french knit

I'll be going to Beijing in December and I'll post updates here. Ghost Forests won't be on until April next year but I like starting early.

Model Citizens and the Importance of Exhibiting

Where to begin after a painting stasis? My friend Helani recently put together a zine - funny and sad in parts. "Stuck for an idea". That really rang true!

I have been concentrating on two activities in the past month. Painting and packing, which don't really go hand in hand. Packing is melancholic and comforting but I like my studio (my bedroom) to be properly organized. Not clean, but tidy, everything should sit comfortably in its place. Now, though,  there are boxes everywhere. To begin work in this environment is overwhelming, but it is so good to be painting again.

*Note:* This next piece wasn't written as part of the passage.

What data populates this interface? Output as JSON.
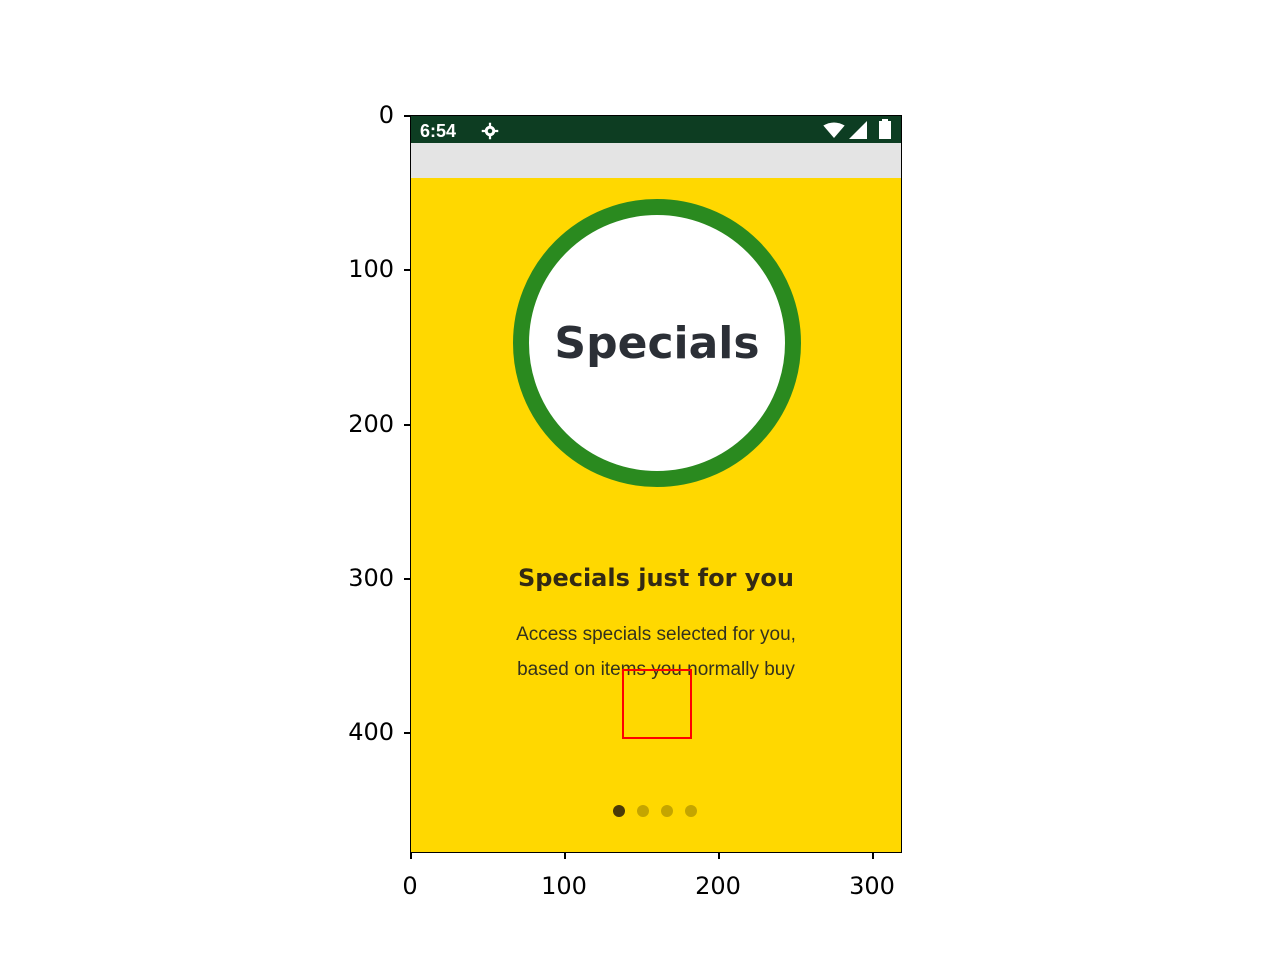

I have been making work here and there for this show and that, but I realised the other day that I haven't actually painted since Nooks and Crannies. I have missed it. And I am rediscovering that feeling of being lost on a blank canvas. Every time you begin a new painting you re-learn how to paint. The act of painting is not simply an execution of learned skills, it's a dynamic and ongoing response to the subject and materials. You fight, resolve problems, enjoy the moments when the material seems to work on its own, you penetrate the object as it penetrates you. It is deeply personal, it is hurtful, it is ecstasy.

In other words it has been nice to remember this process. It has also reminded me of the process - the event - of the gallery. I am glad whenever I can show. Over coffee a friend of mine told me she didn't want to take part in shmoozing, the self aggrandising  that is so much a part of exhibiting, and so apart from anything meaningful or artful. This is an inevitable part of exhibiting. But to exhibit is also part of the process of art making. The event doesn't cease when the production of work stops but continues into the gallery space - a space for viewing and experiencing. This interaction is not between the artist and the work, it's between the viewer and the work. I have experienced real clarity when viewing exhibited work. Like Suzanne Moss' paintings, which shimmer and shift optically and spatially - it's important that they be seen, it is vital, a part of the process. That experience travels with me now, just as the mountains and the mists of Canberra do.

This work was for a show called Model Citizens. It is a lot of fun making again, and showing. Ahh, the shenanigans. I will be starting an ongoing project soon, and I'll use this space to tease out thoughts and ideas. Shortly I will be leaving crossroadz and leaving Australia to spend some time in Hong Kong! There will be a blog about all the comings and goings which will be set up soon. I will link to it when it is ready.

The winding little rivers of Hong Kong.

Ghost Forests

Ghost forests of Canberra are small and hidden. And at times I don't know them.Some are plantations, straight lines that shimmer as you drive past.

Some are pine, cedar or redwood - ten, eleven, twelve or twenty. It would take the same time to walk though this forest as it would to walk around it. These tiny forests They will still surround you, a glade of trees in a grassy landscape. Yellow and Eucalypt slipping into black green.

Some forests are only seen, never entered. We live right up against a forest like this. From my garden I can see the infinite greenery. We peer into the fantasy, with our coffee, every morning On the stoop. It is impenetrable. Walk into it and you come out the other side, Having entered nothing but being well on your way to the shops.